From the end of World War II in 1945 until the ultimate collapse of the Soviet Union in 1990, strategically located cities throughout the Third World were unintentionally molded by Cold War competitive grand strategy.
In the context of the American-Soviet competition for global prestige and influence, many cities in the developing world received large infusions of superpower military and economic assistance, weapons, and technology.
The impact of Cold War assets on cities was so substantial and so pervasive that the urban form and organization of many metropolitan areas began to reflect, in varying degrees, their inflow.
Most importantly, the opportunity structure available to urban planners and decision-makers was affected by Cold War rivalry.
The pervasiveness of the Cold War conflict makes it difficult to find a metropolitan region that was not, at least in part, impacted by superpower pressures.
Superpower ventures and military investment had substantial impact on Third World cities during the Cold War era because, during this time frame, militaristic activity overlapped with a period of domestic change involving rapid urban population growth and spatial expansion.
Some observers label the reorganization that occurred “restructuring,” but others argue that the change was the result of a more profound transformation of the capitalist system.
All agree that urban adjustment occurred in several areas:
- patterns of settlement
- regional and urban economies
- occupational structure
- urban spatial patterns.
Of course, change in any one of these areas influenced development prospects.
Clearly Cold War and domestic variables intermingled to reshape the postwar process of urbanization throughout the less developed world.

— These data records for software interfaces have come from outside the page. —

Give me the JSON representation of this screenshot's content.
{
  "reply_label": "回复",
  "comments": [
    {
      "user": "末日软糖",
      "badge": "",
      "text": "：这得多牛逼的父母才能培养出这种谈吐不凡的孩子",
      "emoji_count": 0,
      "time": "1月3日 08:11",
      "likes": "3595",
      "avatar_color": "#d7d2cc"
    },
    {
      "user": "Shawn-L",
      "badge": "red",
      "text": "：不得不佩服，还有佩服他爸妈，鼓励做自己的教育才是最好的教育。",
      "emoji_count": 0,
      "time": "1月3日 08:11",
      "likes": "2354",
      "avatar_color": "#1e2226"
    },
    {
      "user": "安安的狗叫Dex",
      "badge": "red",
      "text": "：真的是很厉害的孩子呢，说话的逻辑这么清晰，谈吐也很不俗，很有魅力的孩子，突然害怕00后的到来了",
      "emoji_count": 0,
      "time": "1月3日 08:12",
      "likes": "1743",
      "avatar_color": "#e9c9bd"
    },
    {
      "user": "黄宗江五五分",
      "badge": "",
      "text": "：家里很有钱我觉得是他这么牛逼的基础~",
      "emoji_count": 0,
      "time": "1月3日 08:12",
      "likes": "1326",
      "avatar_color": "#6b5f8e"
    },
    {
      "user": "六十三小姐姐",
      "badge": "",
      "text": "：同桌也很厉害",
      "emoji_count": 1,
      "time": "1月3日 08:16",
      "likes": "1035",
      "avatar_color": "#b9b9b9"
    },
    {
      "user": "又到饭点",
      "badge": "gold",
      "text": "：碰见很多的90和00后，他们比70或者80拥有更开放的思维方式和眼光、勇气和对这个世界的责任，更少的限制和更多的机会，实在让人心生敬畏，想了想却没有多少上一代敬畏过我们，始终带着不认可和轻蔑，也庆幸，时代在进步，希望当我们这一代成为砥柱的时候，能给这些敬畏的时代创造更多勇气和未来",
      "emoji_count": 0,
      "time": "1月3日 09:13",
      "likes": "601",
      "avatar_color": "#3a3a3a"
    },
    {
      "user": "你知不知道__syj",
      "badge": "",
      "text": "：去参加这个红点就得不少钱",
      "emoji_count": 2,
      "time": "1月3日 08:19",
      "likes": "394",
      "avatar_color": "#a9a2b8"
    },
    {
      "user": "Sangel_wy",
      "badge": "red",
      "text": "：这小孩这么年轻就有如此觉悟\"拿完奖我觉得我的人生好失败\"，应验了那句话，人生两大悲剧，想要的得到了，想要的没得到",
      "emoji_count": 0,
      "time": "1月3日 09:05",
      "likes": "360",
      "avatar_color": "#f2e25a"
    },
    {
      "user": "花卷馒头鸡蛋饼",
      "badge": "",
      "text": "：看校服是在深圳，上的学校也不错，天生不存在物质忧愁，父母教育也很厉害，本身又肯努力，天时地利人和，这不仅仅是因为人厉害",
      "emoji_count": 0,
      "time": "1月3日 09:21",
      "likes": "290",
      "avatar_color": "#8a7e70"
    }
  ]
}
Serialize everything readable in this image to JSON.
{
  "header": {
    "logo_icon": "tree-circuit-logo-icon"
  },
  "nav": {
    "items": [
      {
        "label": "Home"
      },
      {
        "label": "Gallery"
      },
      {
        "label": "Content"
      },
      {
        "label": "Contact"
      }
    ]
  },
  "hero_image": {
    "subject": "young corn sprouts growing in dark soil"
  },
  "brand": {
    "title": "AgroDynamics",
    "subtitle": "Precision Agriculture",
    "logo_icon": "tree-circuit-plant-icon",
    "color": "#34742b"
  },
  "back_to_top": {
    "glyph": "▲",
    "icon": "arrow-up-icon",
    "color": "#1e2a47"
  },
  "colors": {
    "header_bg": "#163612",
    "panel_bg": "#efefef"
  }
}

In the 1950s the rate of Third World urbanization exploded, catching up with and, in fact, exceeding that of the already industrialized countries.
For example, between 1950 and 1960, the proportion of the population in cities of 100,000 or more rose about a third faster in the underdeveloped regions of the world than in the developed areas.
As we have mentioned, Cold War influences were not the sole determinant of urban transformation. Rather, they were occurring in tandem with accelerating population growth from natural increase and rural-urban migration.
Therefore, any restyling of the urban environment during the Cold War period must be considered in the context of other factors — demography, social structure, political and economic development — which are more historic and internal.
Nevertheless, the spillover from the American-Soviet militaristic competition was so widespread that many cities integrated Cold War resources into their post World War II reality.
As examples, during this period, Isfahan (Iran) grew from a sleepy tourist city of 200,000 to a militarized metropolis of one million. Taipei (Taiwan) expanded from a colonial city of about 300,000 to a defense oriented ‘world city’ of almost three million, and Havana metamorphised from a dependent (capitalist) city of less than 700,000 to a socialist city of over 2,000,000.
The effects of Cold War military expenditures on each city deserve closer examination in light of current budgetary allocations for our war efforts in Iraq and Afghanistan. Further, these cities provide insight into the success or failure of possible military action in Iran and North Korea.
Photograph by Lisa Reynolds Wolfe.